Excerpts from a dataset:
++++++++++
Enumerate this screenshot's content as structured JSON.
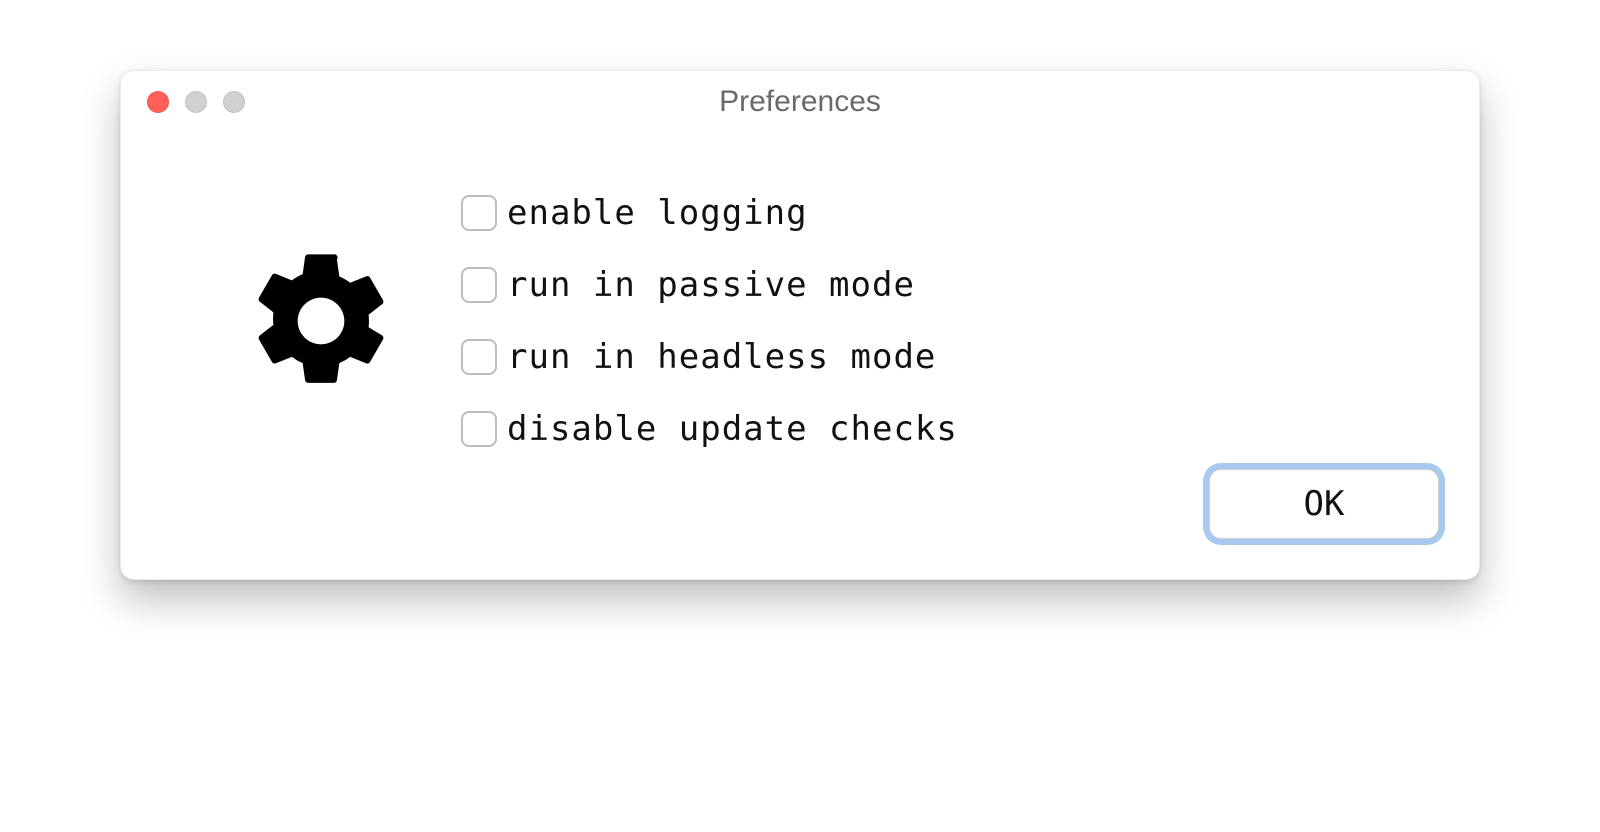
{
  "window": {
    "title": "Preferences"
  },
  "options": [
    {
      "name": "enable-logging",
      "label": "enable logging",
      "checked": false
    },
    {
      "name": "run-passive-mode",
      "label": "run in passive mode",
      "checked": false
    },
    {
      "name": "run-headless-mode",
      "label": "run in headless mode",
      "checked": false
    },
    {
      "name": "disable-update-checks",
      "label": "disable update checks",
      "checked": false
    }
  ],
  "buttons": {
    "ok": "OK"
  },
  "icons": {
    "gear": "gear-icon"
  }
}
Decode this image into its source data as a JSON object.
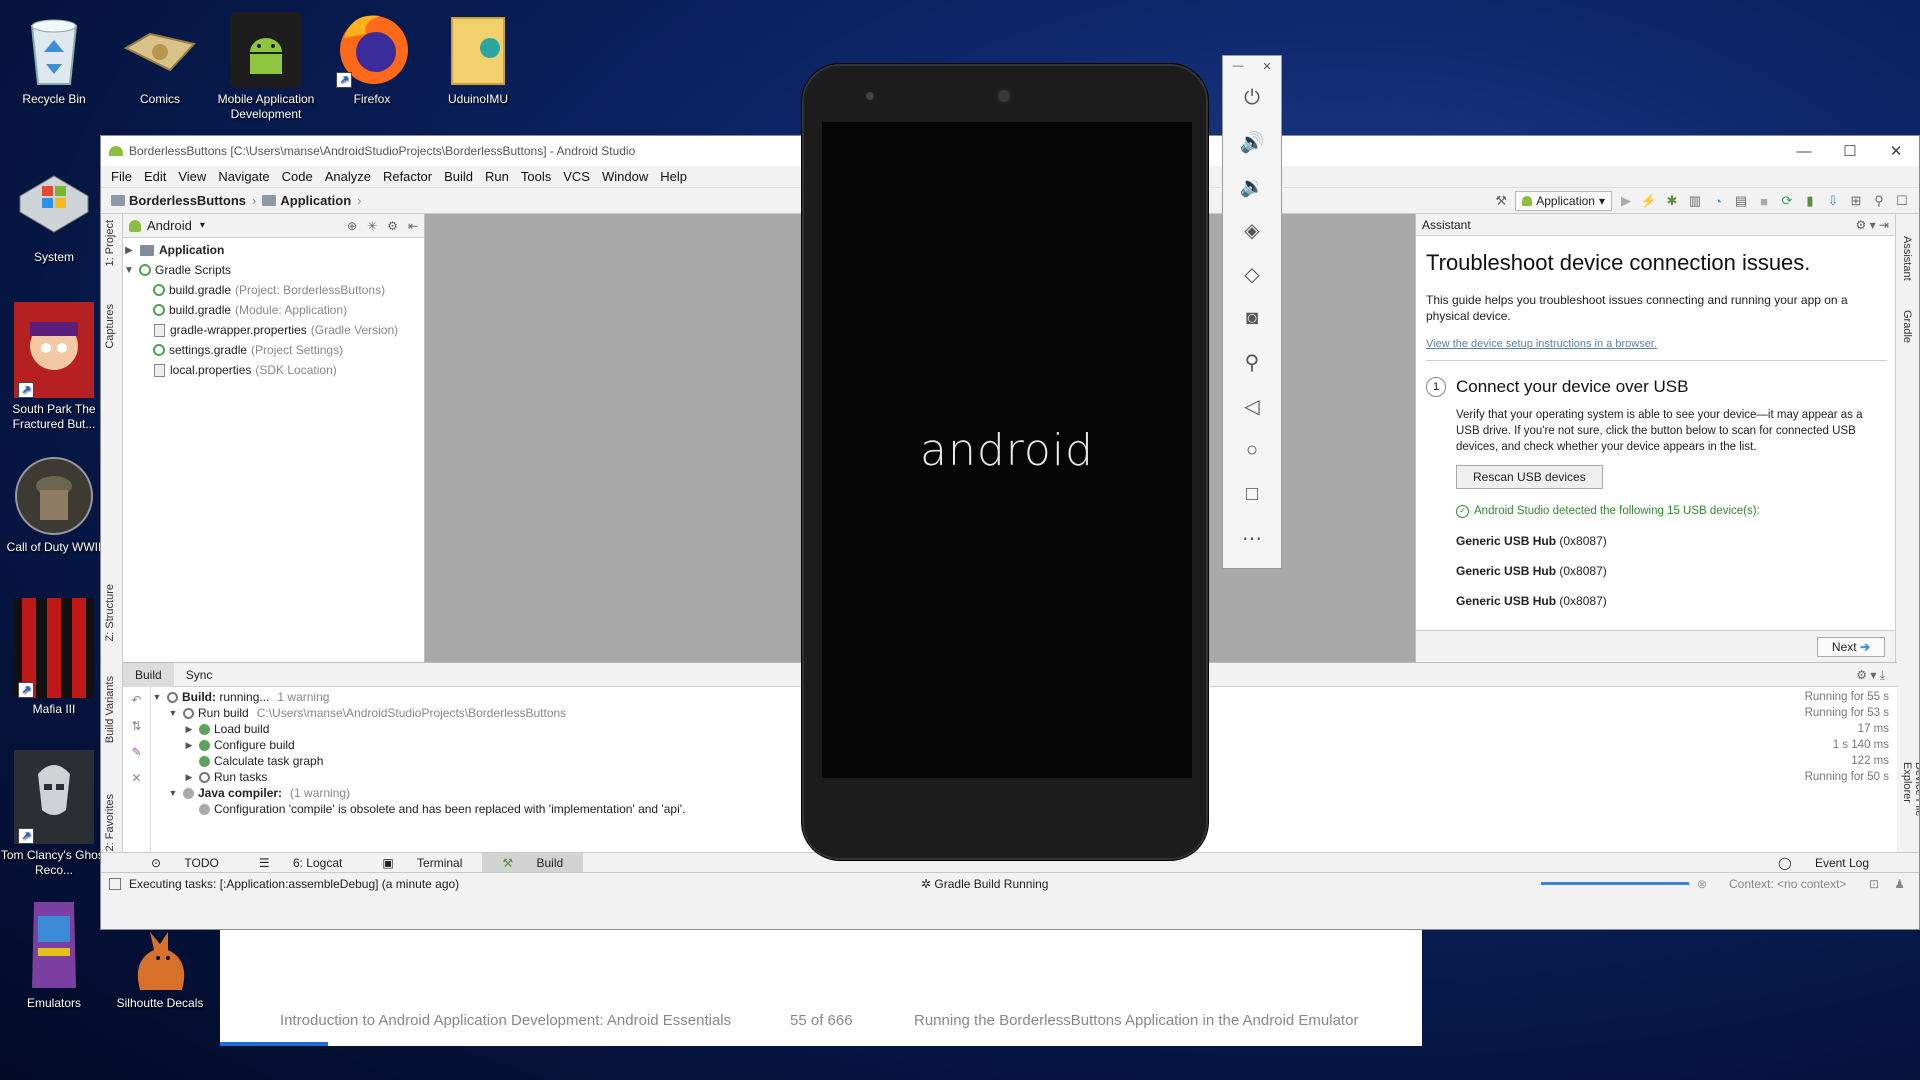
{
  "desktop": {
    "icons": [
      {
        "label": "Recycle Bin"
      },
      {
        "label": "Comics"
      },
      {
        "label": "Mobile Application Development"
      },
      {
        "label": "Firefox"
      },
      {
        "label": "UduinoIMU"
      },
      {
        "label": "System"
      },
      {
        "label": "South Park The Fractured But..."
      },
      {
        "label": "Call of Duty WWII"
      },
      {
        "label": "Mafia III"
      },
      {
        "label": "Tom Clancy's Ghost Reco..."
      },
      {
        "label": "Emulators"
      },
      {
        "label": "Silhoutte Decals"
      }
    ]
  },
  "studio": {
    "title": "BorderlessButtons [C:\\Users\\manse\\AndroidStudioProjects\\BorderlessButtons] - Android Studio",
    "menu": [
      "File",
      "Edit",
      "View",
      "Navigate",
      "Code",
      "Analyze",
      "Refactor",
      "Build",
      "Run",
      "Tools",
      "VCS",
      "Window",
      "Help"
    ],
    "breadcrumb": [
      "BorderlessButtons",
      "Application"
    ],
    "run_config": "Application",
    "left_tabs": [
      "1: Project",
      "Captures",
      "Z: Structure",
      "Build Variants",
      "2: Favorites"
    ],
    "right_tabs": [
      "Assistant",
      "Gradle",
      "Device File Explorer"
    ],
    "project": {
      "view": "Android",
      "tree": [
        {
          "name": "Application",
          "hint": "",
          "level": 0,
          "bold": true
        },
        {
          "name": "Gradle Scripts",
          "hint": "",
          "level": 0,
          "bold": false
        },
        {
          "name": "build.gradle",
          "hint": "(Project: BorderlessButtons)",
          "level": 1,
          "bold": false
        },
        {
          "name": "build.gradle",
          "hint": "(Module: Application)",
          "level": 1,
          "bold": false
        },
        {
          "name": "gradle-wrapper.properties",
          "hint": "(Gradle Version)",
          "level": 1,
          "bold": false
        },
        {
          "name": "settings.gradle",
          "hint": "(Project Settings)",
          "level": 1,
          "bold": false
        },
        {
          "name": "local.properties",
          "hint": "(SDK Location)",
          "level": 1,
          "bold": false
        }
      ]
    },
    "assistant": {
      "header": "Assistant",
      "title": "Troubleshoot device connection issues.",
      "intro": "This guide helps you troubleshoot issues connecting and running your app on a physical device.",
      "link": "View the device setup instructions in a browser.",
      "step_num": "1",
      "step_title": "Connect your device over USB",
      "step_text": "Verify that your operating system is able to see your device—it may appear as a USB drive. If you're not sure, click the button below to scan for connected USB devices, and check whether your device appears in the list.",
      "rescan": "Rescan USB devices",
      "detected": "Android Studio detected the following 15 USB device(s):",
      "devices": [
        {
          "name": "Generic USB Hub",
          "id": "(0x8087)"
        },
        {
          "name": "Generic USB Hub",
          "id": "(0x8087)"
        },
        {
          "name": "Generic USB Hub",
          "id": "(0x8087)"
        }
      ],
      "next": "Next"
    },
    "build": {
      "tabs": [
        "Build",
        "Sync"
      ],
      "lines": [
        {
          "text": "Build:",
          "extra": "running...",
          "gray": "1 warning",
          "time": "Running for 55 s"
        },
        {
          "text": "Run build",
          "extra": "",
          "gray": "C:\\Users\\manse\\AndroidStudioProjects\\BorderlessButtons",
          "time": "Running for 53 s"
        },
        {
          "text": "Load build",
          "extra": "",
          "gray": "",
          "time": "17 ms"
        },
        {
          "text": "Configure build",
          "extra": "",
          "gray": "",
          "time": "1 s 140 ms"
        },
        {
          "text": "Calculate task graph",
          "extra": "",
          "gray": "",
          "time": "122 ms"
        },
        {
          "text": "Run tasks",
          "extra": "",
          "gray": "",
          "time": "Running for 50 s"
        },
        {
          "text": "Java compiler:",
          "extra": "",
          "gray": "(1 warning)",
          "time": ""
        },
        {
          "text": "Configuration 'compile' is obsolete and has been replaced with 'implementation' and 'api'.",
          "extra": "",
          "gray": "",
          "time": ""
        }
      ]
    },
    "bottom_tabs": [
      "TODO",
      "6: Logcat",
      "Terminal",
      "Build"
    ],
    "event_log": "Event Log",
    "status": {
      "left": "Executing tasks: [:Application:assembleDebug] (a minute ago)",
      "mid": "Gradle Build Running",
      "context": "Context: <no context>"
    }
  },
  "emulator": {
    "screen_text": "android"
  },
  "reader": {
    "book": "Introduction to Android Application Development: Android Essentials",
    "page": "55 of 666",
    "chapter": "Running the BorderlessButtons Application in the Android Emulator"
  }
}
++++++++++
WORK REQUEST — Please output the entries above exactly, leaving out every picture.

TASK SOLUTION —
Enumerate this screenshot's content as structured JSON.
{
  "window": {
    "title": "Preferences"
  },
  "options": [
    {
      "name": "enable-logging",
      "label": "enable logging",
      "checked": false
    },
    {
      "name": "run-passive-mode",
      "label": "run in passive mode",
      "checked": false
    },
    {
      "name": "run-headless-mode",
      "label": "run in headless mode",
      "checked": false
    },
    {
      "name": "disable-update-checks",
      "label": "disable update checks",
      "checked": false
    }
  ],
  "buttons": {
    "ok": "OK"
  },
  "icons": {
    "gear": "gear-icon"
  }
}
Decode this image into its source data as a JSON object.
{
  "desktop": {
    "icons": [
      {
        "label": "Recycle Bin"
      },
      {
        "label": "Comics"
      },
      {
        "label": "Mobile Application Development"
      },
      {
        "label": "Firefox"
      },
      {
        "label": "UduinoIMU"
      },
      {
        "label": "System"
      },
      {
        "label": "South Park The Fractured But..."
      },
      {
        "label": "Call of Duty WWII"
      },
      {
        "label": "Mafia III"
      },
      {
        "label": "Tom Clancy's Ghost Reco..."
      },
      {
        "label": "Emulators"
      },
      {
        "label": "Silhoutte Decals"
      }
    ]
  },
  "studio": {
    "title": "BorderlessButtons [C:\\Users\\manse\\AndroidStudioProjects\\BorderlessButtons] - Android Studio",
    "menu": [
      "File",
      "Edit",
      "View",
      "Navigate",
      "Code",
      "Analyze",
      "Refactor",
      "Build",
      "Run",
      "Tools",
      "VCS",
      "Window",
      "Help"
    ],
    "breadcrumb": [
      "BorderlessButtons",
      "Application"
    ],
    "run_config": "Application",
    "left_tabs": [
      "1: Project",
      "Captures",
      "Z: Structure",
      "Build Variants",
      "2: Favorites"
    ],
    "right_tabs": [
      "Assistant",
      "Gradle",
      "Device File Explorer"
    ],
    "project": {
      "view": "Android",
      "tree": [
        {
          "name": "Application",
          "hint": "",
          "level": 0,
          "bold": true
        },
        {
          "name": "Gradle Scripts",
          "hint": "",
          "level": 0,
          "bold": false
        },
        {
          "name": "build.gradle",
          "hint": "(Project: BorderlessButtons)",
          "level": 1,
          "bold": false
        },
        {
          "name": "build.gradle",
          "hint": "(Module: Application)",
          "level": 1,
          "bold": false
        },
        {
          "name": "gradle-wrapper.properties",
          "hint": "(Gradle Version)",
          "level": 1,
          "bold": false
        },
        {
          "name": "settings.gradle",
          "hint": "(Project Settings)",
          "level": 1,
          "bold": false
        },
        {
          "name": "local.properties",
          "hint": "(SDK Location)",
          "level": 1,
          "bold": false
        }
      ]
    },
    "assistant": {
      "header": "Assistant",
      "title": "Troubleshoot device connection issues.",
      "intro": "This guide helps you troubleshoot issues connecting and running your app on a physical device.",
      "link": "View the device setup instructions in a browser.",
      "step_num": "1",
      "step_title": "Connect your device over USB",
      "step_text": "Verify that your operating system is able to see your device—it may appear as a USB drive. If you're not sure, click the button below to scan for connected USB devices, and check whether your device appears in the list.",
      "rescan": "Rescan USB devices",
      "detected": "Android Studio detected the following 15 USB device(s):",
      "devices": [
        {
          "name": "Generic USB Hub",
          "id": "(0x8087)"
        },
        {
          "name": "Generic USB Hub",
          "id": "(0x8087)"
        },
        {
          "name": "Generic USB Hub",
          "id": "(0x8087)"
        }
      ],
      "next": "Next"
    },
    "build": {
      "tabs": [
        "Build",
        "Sync"
      ],
      "lines": [
        {
          "text": "Build:",
          "extra": "running...",
          "gray": "1 warning",
          "time": "Running for 55 s"
        },
        {
          "text": "Run build",
          "extra": "",
          "gray": "C:\\Users\\manse\\AndroidStudioProjects\\BorderlessButtons",
          "time": "Running for 53 s"
        },
        {
          "text": "Load build",
          "extra": "",
          "gray": "",
          "time": "17 ms"
        },
        {
          "text": "Configure build",
          "extra": "",
          "gray": "",
          "time": "1 s 140 ms"
        },
        {
          "text": "Calculate task graph",
          "extra": "",
          "gray": "",
          "time": "122 ms"
        },
        {
          "text": "Run tasks",
          "extra": "",
          "gray": "",
          "time": "Running for 50 s"
        },
        {
          "text": "Java compiler:",
          "extra": "",
          "gray": "(1 warning)",
          "time": ""
        },
        {
          "text": "Configuration 'compile' is obsolete and has been replaced with 'implementation' and 'api'.",
          "extra": "",
          "gray": "",
          "time": ""
        }
      ]
    },
    "bottom_tabs": [
      "TODO",
      "6: Logcat",
      "Terminal",
      "Build"
    ],
    "event_log": "Event Log",
    "status": {
      "left": "Executing tasks: [:Application:assembleDebug] (a minute ago)",
      "mid": "Gradle Build Running",
      "context": "Context: <no context>"
    }
  },
  "emulator": {
    "screen_text": "android"
  },
  "reader": {
    "book": "Introduction to Android Application Development: Android Essentials",
    "page": "55 of 666",
    "chapter": "Running the BorderlessButtons Application in the Android Emulator"
  }
}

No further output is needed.